PROBLEM REQUIREMENTS: A verbatim copy of the full data, with no pictures, is the expected answer.

Excerpts from a dataset
+++

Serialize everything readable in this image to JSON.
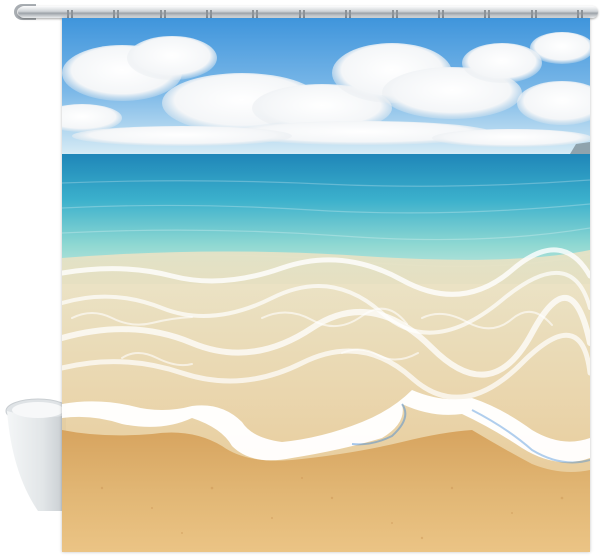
{
  "scene": {
    "subject": "shower-curtain-beach-print",
    "colors": {
      "sky_top": "#4a9fe0",
      "sky_horizon": "#cfe6f4",
      "sea_deep": "#2f9fc4",
      "sea_shallow": "#7fd3d0",
      "foam": "#ffffff",
      "sand": "#dcae6a",
      "sand_dark": "#c8934d",
      "rod": "#b8bdc2"
    },
    "hook_count": 12
  }
}
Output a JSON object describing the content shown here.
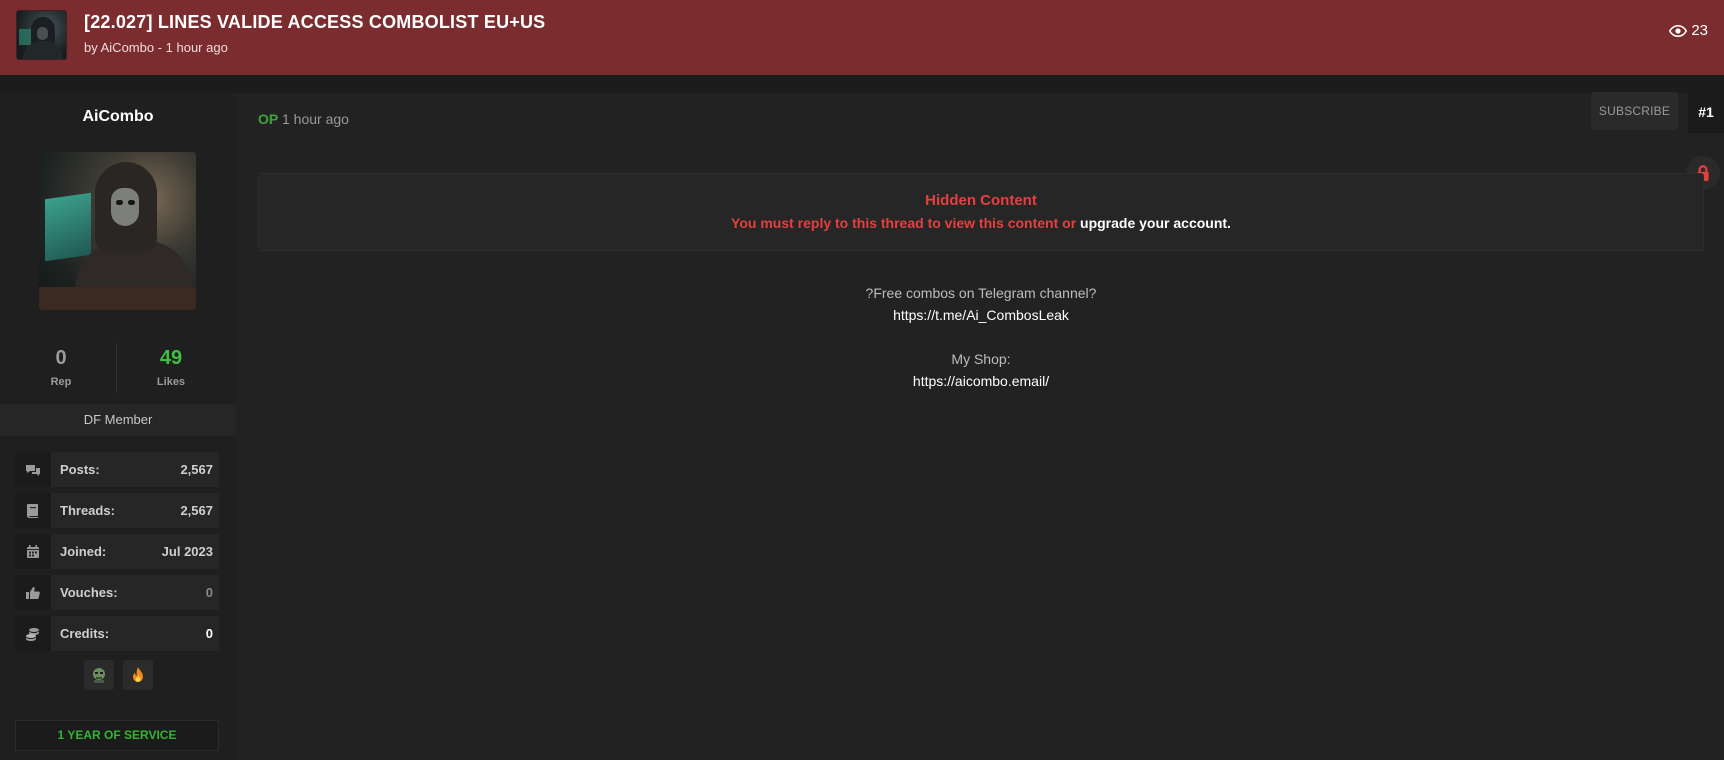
{
  "header": {
    "title": "[22.027] LINES VALIDE ACCESS COMBOLIST EU+US",
    "subtitle": "by AiCombo - 1 hour ago",
    "views": "23"
  },
  "sidebar": {
    "username": "AiCombo",
    "rep": {
      "value": "0",
      "label": "Rep"
    },
    "likes": {
      "value": "49",
      "label": "Likes"
    },
    "rank": "DF Member",
    "stats": [
      {
        "icon": "comments-icon",
        "label": "Posts:",
        "value": "2,567"
      },
      {
        "icon": "book-icon",
        "label": "Threads:",
        "value": "2,567"
      },
      {
        "icon": "calendar-icon",
        "label": "Joined:",
        "value": "Jul 2023"
      },
      {
        "icon": "thumbs-up-icon",
        "label": "Vouches:",
        "value": "0"
      },
      {
        "icon": "coins-icon",
        "label": "Credits:",
        "value": "0"
      }
    ],
    "service": "1 YEAR OF SERVICE"
  },
  "post": {
    "op_label": "OP",
    "time": "1 hour ago",
    "subscribe_label": "SUBSCRIBE",
    "number": "#1",
    "hidden": {
      "title": "Hidden Content",
      "message": "You must reply to this thread to view this content or",
      "link": "upgrade your account."
    },
    "body": {
      "line1": "?Free combos on Telegram channel?",
      "line2": "https://t.me/Ai_CombosLeak",
      "line3": "My Shop:",
      "line4": "https://aicombo.email/"
    }
  },
  "colors": {
    "header_bg": "#7b2c2e",
    "page_bg": "#222222",
    "accent_red": "#e3403f",
    "accent_green": "#3fbf3f"
  }
}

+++

SOLUTION TO THIS PROBLEM:
Serialize everything readable in this image to JSON.
{
  "scene": {
    "subject": "shower-curtain-beach-print",
    "colors": {
      "sky_top": "#4a9fe0",
      "sky_horizon": "#cfe6f4",
      "sea_deep": "#2f9fc4",
      "sea_shallow": "#7fd3d0",
      "foam": "#ffffff",
      "sand": "#dcae6a",
      "sand_dark": "#c8934d",
      "rod": "#b8bdc2"
    },
    "hook_count": 12
  }
}
Output a JSON object describing the content shown here.
{
  "header": {
    "title": "[22.027] LINES VALIDE ACCESS COMBOLIST EU+US",
    "subtitle": "by AiCombo - 1 hour ago",
    "views": "23"
  },
  "sidebar": {
    "username": "AiCombo",
    "rep": {
      "value": "0",
      "label": "Rep"
    },
    "likes": {
      "value": "49",
      "label": "Likes"
    },
    "rank": "DF Member",
    "stats": [
      {
        "icon": "comments-icon",
        "label": "Posts:",
        "value": "2,567"
      },
      {
        "icon": "book-icon",
        "label": "Threads:",
        "value": "2,567"
      },
      {
        "icon": "calendar-icon",
        "label": "Joined:",
        "value": "Jul 2023"
      },
      {
        "icon": "thumbs-up-icon",
        "label": "Vouches:",
        "value": "0"
      },
      {
        "icon": "coins-icon",
        "label": "Credits:",
        "value": "0"
      }
    ],
    "service": "1 YEAR OF SERVICE"
  },
  "post": {
    "op_label": "OP",
    "time": "1 hour ago",
    "subscribe_label": "SUBSCRIBE",
    "number": "#1",
    "hidden": {
      "title": "Hidden Content",
      "message": "You must reply to this thread to view this content or",
      "link": "upgrade your account."
    },
    "body": {
      "line1": "?Free combos on Telegram channel?",
      "line2": "https://t.me/Ai_CombosLeak",
      "line3": "My Shop:",
      "line4": "https://aicombo.email/"
    }
  },
  "colors": {
    "header_bg": "#7b2c2e",
    "page_bg": "#222222",
    "accent_red": "#e3403f",
    "accent_green": "#3fbf3f"
  }
}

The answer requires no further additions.